Scientists on a committee that encouraged the use of fear to control people’s behaviour during the Covid pandemic have admitted its work was “unethical” and “totalitarian”.
Members of the Scientific Pandemic Influenza Group on Behaviour (SPI-B) expressed regret about the tactics in a new book about the role of psychology in the Government’s Covid-19 response.
SPI-B warned in March last year that ministers needed to increase “the perceived level of personal threat” from Covid-19 because “a substantial number of people still do not feel sufficiently personally threatened”.
Gavin Morgan, a psychologist on the team, said: “Clearly, using fear as a means of control is not ethical. Using fear smacks of totalitarianism. It’s not an ethical stance for any modern government. By nature I am an optimistic person, but all this has given me a more pessimistic view of people.”
Mr Morgan spoke to author Laura Dodsworth, who has spent a year investigating the Government’s tactics for her book A State of Fear, published on Monday.
Ministers have faced repeated accusations that they ramped up the threat from the pandemic to justify lockdowns and coerce the public into abiding by them – a claim that will be examined by the forthcoming public inquiry into the pandemic response.
SPI-B is one of the sub-committees that advises the Scientific Advisory Group for Emergencies (Sage), led by Sir Patrick Vallance, the chief scientific adviser.
One SPI-B scientist told Ms Dodsworth: “In March  the Government was very worried about compliance and they thought people wouldn’t want to be locked down. There were discussions about fear being needed to encourage compliance, and decisions were made about how to ramp up the fear. The way we have used fear is dystopian.
“The use of fear has definitely been ethically questionable. It’s been like a weird experiment. Ultimately, it backfired because people became too scared.”
Another SPI-B member said: “You could call psychology ‘mind control’. That’s what we do… clearly we try and go about it in a positive way, but it has been used nefariously in the past.”
One warned that “people use the pandemic to grab power and drive through things that wouldn’t happen otherwise… We have to be very careful about the authoritarianism that is creeping in”.
Another said: “Without a vaccine, psychology is your main weapon… Psychology has had a really good epidemic, actually.”
As well as overt warnings about the danger of the virus, the Government has been accused of feeding the public a non-stop diet of bad news, such as deaths and hospitalisations, without ever putting the figures in context with news of how many people have recovered, or whether daily death tolls are above or below seasonal averages.
Another member of SPI-B said they were "stunned by the weaponisation of behavioural psychology" during the pandemic, and that “psychologists didn’t seem to notice when it stopped being altruistic and became manipulative. They have too much power and it intoxicates them”.

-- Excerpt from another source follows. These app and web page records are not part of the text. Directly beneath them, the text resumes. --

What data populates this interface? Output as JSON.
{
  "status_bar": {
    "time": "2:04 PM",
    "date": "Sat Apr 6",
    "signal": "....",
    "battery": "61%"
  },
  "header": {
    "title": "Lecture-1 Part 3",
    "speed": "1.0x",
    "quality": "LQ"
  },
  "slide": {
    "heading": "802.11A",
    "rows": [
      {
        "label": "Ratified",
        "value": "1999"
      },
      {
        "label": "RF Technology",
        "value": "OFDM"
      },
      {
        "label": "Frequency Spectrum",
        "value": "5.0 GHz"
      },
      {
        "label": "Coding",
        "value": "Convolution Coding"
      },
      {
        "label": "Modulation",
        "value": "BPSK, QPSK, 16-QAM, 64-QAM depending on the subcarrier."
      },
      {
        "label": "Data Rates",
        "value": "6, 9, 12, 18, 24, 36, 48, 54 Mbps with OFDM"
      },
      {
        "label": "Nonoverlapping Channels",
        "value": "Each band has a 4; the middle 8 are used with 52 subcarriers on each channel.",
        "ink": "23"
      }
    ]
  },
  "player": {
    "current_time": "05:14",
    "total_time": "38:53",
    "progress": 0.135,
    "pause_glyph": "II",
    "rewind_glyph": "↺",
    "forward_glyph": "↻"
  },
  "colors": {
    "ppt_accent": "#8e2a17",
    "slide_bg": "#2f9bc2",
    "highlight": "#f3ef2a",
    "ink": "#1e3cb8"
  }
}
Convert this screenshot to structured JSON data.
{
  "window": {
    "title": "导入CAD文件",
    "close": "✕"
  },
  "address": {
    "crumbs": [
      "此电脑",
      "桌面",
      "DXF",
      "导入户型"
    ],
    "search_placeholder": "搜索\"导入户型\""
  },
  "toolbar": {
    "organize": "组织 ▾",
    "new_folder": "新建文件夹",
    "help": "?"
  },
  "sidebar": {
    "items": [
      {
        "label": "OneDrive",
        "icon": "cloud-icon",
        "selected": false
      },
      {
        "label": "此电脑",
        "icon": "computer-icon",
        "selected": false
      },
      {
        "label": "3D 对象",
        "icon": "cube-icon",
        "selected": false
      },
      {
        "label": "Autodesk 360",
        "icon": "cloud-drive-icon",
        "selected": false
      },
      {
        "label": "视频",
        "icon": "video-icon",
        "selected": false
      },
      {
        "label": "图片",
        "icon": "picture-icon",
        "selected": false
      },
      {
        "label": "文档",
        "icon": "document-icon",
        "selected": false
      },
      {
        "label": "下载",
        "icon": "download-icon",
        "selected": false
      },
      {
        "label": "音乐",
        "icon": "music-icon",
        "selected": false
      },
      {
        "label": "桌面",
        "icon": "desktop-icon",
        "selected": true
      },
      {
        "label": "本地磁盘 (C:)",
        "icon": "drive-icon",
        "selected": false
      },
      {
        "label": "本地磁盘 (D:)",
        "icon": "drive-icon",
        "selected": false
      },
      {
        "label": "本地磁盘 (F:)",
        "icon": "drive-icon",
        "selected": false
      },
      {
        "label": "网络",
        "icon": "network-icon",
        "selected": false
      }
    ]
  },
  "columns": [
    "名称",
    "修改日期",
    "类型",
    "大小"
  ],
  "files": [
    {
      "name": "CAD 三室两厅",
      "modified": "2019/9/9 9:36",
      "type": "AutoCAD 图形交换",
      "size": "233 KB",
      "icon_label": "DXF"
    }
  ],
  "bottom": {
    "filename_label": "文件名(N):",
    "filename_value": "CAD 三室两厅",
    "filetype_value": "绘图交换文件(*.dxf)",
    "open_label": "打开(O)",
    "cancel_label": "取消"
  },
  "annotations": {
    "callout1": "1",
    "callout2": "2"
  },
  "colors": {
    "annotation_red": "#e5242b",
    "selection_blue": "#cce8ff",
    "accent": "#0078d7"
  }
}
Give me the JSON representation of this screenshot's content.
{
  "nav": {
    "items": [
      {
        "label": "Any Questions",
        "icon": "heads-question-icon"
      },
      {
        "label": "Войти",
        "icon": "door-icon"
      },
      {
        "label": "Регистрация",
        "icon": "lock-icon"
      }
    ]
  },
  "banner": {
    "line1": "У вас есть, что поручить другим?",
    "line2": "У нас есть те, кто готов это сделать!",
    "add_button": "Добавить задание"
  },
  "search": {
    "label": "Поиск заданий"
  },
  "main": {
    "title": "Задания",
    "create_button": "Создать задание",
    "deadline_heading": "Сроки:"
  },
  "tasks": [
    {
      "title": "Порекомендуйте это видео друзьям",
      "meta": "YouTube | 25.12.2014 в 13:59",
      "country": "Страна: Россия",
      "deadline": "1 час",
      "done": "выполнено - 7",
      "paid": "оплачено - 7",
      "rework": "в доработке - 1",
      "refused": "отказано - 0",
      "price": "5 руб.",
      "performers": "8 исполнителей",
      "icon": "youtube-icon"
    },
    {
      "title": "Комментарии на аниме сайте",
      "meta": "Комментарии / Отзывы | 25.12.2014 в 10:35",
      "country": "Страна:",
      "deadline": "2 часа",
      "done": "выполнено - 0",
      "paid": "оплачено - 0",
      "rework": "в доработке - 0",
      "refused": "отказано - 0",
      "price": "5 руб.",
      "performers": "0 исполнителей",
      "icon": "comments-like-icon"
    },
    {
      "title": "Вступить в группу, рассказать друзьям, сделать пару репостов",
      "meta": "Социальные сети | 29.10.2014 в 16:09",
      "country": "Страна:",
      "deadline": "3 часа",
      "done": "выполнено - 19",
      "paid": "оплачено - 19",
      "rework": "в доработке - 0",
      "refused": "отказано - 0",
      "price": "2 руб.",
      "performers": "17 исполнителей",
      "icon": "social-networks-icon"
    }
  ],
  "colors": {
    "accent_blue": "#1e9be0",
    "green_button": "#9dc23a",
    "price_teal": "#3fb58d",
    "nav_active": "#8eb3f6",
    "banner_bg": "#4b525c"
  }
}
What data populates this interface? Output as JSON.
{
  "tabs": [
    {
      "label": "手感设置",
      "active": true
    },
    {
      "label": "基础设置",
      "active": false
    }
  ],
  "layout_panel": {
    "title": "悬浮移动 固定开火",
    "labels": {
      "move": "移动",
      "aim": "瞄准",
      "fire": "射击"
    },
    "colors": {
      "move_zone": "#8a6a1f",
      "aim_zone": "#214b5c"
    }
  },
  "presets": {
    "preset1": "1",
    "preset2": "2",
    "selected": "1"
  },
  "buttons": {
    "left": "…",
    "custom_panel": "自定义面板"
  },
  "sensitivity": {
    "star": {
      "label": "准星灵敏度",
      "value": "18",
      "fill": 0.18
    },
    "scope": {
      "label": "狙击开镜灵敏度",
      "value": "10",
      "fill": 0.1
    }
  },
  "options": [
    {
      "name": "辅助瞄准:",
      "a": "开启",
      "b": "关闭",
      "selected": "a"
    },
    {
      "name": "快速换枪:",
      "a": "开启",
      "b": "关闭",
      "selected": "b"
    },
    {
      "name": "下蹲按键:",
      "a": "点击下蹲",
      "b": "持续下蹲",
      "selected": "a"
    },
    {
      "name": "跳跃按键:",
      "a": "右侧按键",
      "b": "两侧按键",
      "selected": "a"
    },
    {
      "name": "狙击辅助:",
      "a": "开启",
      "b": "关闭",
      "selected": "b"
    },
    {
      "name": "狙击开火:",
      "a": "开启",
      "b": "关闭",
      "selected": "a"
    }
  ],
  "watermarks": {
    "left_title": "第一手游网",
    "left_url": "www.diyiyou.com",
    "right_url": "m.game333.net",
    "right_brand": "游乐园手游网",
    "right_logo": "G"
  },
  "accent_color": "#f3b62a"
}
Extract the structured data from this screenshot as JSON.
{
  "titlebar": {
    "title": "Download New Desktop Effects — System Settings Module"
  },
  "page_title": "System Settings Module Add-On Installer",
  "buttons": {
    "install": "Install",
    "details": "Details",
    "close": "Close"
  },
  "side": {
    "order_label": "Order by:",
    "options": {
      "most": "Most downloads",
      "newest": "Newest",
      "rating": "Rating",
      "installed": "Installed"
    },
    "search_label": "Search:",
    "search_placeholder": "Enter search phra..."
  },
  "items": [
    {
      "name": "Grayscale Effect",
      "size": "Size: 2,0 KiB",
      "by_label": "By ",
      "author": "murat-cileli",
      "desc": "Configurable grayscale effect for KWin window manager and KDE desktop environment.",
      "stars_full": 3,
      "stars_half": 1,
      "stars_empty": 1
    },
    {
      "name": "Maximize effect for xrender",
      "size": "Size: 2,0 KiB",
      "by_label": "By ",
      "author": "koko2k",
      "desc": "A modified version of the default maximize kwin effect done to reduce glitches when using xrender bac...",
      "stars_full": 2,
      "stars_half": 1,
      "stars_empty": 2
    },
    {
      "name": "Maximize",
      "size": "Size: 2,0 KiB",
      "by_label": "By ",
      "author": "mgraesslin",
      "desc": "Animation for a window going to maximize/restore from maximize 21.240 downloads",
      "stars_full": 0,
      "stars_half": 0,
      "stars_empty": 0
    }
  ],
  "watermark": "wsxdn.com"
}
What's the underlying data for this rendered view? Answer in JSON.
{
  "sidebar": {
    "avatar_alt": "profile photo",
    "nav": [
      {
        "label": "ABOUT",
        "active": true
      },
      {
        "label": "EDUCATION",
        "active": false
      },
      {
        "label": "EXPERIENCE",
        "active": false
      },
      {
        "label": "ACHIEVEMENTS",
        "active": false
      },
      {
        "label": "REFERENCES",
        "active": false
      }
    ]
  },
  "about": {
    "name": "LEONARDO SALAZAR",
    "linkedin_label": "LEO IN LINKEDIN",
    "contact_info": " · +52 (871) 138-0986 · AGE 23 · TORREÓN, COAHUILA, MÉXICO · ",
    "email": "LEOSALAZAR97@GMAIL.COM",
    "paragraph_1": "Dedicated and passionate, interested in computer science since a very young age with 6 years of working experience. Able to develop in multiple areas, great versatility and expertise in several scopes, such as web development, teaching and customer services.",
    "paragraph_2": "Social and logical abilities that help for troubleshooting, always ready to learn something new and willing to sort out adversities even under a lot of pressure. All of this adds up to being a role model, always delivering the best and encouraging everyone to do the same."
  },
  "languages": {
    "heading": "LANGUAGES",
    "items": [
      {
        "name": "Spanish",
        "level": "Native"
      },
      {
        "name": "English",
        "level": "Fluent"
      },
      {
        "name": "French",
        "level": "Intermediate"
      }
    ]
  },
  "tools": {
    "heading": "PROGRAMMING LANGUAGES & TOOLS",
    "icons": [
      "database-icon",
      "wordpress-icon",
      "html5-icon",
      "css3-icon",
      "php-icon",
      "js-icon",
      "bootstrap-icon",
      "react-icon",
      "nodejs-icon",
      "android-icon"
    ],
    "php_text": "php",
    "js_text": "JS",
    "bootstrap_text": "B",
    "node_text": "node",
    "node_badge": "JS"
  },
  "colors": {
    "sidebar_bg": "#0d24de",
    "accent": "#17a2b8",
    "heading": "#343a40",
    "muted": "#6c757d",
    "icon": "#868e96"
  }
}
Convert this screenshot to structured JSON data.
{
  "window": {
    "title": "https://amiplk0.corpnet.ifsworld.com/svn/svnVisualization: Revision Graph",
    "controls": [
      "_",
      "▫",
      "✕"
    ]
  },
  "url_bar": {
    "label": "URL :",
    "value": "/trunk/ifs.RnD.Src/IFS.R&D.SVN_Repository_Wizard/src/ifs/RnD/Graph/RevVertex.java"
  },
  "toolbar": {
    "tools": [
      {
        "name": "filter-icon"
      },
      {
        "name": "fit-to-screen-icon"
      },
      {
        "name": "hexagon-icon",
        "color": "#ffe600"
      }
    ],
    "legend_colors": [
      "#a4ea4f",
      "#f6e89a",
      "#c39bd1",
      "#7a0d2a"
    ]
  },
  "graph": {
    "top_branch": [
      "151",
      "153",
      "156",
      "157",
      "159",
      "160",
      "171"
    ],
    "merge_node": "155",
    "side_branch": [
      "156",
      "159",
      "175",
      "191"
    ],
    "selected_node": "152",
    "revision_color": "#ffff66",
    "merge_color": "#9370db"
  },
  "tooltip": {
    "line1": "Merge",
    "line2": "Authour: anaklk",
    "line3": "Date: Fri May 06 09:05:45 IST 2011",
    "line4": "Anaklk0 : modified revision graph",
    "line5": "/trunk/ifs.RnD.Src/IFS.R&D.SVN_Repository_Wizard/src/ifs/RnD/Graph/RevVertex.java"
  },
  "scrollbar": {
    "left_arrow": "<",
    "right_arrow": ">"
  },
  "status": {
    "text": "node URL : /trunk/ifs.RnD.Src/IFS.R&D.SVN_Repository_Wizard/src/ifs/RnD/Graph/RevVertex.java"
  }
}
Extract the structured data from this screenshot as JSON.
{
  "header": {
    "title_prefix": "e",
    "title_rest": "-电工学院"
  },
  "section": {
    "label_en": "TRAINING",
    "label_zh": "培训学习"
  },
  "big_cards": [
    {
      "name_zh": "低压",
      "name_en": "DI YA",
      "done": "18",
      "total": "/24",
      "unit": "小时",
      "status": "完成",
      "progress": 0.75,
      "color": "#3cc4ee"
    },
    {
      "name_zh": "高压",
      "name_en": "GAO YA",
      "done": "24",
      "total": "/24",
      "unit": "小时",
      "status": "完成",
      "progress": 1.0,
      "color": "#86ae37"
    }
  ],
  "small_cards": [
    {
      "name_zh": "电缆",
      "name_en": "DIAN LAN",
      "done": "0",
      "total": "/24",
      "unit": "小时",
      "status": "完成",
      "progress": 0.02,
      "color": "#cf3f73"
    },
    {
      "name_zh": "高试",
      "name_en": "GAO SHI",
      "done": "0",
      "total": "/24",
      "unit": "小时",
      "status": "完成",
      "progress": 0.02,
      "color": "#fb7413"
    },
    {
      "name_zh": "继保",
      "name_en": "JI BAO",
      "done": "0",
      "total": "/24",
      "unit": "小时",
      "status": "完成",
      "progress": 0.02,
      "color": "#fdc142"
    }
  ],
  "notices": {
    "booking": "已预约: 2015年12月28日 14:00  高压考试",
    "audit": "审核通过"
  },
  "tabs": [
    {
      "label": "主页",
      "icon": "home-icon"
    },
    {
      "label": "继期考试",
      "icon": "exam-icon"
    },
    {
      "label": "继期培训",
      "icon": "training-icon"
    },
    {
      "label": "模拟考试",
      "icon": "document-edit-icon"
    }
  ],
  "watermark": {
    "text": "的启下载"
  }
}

Steve Baker, the deputy chairman of the Covid Recovery Group of Tory MPs, said: “If it is true that the state took the decision to terrify the public to get compliance with rules, that raises extremely serious questions about the type of society we want to become.
“If we’re being really honest, do I fear that Government policy today is playing into the roots of totalitarianism? Yes, of course it is.”